 (ĕn′vē-əs)
adj.
Feeling, expressing, or characterized by envy: "At times he regarded the wounded soldiers in an envious way.... He wished that he, too, had a wound, a red badge of courage" (Stephen Crane). See Usage Note at jealous.

en′vi·ous·ly adv.
en′vi·ous·ness n.
ThesaurusAntonymsRelated WordsSynonymsLegend:
Noun1.enviousness - a feeling of grudging admiration and desire to have something that is possessed by anotherenviousness - a feeling of grudging admiration and desire to have something that is possessed by another
bitterness, rancor, rancour, resentment, gall - a feeling of deep and bitter anger and ill-will
covetousness - an envious eagerness to possess something
green-eyed monster, jealousy - a feeling of jealous envy (especially of a rival)
penis envy - (psychoanalysis) a female's presumed envy of the male's penis; said to explain femininity

enviousness

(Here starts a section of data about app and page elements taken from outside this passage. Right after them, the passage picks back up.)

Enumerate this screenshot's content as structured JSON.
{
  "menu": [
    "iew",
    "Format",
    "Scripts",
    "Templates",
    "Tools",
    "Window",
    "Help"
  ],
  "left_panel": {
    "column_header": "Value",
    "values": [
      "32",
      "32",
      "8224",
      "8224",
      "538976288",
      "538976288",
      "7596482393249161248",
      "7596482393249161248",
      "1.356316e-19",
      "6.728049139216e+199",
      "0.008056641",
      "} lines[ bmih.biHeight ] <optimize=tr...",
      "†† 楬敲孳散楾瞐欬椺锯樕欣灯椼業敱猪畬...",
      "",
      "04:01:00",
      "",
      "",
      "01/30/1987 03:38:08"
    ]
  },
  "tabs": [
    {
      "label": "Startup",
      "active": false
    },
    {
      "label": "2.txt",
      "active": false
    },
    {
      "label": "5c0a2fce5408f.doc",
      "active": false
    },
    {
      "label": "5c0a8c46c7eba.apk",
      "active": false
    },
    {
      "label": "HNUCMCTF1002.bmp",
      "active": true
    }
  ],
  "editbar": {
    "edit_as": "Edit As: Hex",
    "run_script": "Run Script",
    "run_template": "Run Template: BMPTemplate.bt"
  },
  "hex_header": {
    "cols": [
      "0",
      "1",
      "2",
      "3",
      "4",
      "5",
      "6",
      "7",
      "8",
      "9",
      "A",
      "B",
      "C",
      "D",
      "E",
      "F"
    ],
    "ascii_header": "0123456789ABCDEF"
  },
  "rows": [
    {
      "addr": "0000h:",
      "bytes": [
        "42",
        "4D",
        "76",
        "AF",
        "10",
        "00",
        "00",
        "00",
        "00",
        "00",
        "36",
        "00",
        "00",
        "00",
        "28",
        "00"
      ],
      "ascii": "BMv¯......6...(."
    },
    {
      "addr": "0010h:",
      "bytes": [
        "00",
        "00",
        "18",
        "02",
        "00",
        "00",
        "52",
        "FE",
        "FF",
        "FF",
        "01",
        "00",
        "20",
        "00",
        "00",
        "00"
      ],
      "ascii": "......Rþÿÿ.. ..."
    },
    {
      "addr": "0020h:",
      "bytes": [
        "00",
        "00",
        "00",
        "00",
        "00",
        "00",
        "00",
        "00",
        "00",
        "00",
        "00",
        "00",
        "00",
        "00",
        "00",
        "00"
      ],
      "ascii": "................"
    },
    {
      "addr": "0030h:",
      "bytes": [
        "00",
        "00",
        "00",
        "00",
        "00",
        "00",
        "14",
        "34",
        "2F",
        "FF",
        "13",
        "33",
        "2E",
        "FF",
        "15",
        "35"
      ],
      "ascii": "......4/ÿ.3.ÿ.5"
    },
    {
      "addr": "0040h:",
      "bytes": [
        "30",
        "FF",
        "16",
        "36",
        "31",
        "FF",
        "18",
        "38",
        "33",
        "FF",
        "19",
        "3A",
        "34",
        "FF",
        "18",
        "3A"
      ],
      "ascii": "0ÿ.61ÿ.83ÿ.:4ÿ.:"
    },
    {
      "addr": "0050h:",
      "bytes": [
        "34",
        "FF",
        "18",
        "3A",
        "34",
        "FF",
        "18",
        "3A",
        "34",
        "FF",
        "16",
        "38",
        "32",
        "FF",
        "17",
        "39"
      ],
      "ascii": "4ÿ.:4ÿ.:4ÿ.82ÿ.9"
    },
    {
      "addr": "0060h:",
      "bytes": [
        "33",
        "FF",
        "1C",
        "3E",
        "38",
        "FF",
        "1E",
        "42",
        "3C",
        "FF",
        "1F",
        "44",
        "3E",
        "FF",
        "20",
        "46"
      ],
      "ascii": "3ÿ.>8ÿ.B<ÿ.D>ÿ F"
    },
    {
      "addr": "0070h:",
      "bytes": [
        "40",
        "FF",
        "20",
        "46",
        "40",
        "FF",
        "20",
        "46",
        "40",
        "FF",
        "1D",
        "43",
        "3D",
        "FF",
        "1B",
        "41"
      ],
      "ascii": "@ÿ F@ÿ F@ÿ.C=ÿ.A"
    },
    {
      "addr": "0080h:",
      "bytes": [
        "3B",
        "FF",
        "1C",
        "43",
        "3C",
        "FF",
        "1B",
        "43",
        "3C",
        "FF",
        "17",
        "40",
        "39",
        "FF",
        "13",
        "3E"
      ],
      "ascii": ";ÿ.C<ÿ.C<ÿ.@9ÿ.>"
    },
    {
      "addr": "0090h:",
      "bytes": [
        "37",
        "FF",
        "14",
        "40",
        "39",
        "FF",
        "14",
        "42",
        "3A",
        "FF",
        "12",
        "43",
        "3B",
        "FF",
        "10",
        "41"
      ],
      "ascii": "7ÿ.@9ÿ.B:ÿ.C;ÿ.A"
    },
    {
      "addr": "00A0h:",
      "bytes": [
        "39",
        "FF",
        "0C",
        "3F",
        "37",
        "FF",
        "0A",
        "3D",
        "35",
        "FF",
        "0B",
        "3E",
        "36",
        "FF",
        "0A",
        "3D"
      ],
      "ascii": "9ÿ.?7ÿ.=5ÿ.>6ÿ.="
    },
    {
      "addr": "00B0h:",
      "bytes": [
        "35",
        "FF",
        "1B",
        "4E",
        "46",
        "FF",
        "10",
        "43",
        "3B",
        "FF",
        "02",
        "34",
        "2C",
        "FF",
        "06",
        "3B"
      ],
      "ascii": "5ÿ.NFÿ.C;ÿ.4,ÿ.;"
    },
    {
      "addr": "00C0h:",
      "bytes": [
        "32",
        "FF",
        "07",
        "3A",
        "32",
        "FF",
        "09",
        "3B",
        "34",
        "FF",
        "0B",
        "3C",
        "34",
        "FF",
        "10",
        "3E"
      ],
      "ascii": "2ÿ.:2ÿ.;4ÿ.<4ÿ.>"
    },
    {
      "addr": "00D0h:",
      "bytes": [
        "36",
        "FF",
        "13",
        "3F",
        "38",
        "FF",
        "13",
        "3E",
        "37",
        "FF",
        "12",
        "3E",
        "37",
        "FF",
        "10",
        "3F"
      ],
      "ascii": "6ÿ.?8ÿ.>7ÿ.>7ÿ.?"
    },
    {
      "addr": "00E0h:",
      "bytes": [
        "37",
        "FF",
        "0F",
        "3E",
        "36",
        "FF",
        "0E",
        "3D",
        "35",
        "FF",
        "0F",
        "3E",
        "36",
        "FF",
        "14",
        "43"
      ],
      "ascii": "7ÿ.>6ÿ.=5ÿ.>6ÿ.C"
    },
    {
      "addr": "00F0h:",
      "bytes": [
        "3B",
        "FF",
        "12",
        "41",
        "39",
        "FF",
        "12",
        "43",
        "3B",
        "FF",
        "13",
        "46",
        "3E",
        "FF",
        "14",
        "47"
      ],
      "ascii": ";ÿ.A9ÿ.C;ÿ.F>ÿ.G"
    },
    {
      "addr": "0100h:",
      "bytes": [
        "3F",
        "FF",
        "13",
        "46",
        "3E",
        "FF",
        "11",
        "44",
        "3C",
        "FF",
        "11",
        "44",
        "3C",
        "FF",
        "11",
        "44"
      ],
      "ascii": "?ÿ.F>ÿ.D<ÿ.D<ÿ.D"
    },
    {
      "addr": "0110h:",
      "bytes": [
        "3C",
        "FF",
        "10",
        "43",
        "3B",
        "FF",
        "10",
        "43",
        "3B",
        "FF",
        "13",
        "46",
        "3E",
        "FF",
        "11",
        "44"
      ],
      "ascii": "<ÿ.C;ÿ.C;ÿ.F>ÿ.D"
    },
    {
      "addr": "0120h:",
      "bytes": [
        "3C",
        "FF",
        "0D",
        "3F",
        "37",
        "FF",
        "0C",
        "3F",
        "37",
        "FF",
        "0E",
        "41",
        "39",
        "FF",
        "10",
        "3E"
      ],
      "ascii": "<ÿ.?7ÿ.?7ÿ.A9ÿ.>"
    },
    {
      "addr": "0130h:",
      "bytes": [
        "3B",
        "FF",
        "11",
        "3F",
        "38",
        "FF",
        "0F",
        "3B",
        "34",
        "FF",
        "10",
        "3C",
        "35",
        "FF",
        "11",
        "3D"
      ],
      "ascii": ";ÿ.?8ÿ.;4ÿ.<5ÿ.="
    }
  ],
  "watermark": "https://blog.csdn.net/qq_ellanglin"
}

noun
Resentful or painful desire for another's advantages:
Translations
References in classic literature ?
They had to be protected; and their horses, carriages, houses, servants had to be protected; and the source of their wealth had to be protected in the heart of the city and the heart of the country; the whole social order favourable to their hygienic idleness had to be protected against the shallow enviousness of unhygienic labour.
It's nothing but enviousness," he said in a low ered tone, which had a stimulating effect upon my wearied hearing.
And was it not something like enviousness which gripped his heart, as if of a privilege denied to him alone of all the men that had ever passed through this world?
The down side would be the mix of feelings between inspiration and enviousness.
These egoism, selfishness, are the bedrock of a conspiracy, and university system enviousness.
Here, Dickson returns to Girard's work to set up a contrast with Jonson, who aims at a more positive reading of emulation's self-improving aspects over destructive enviousness.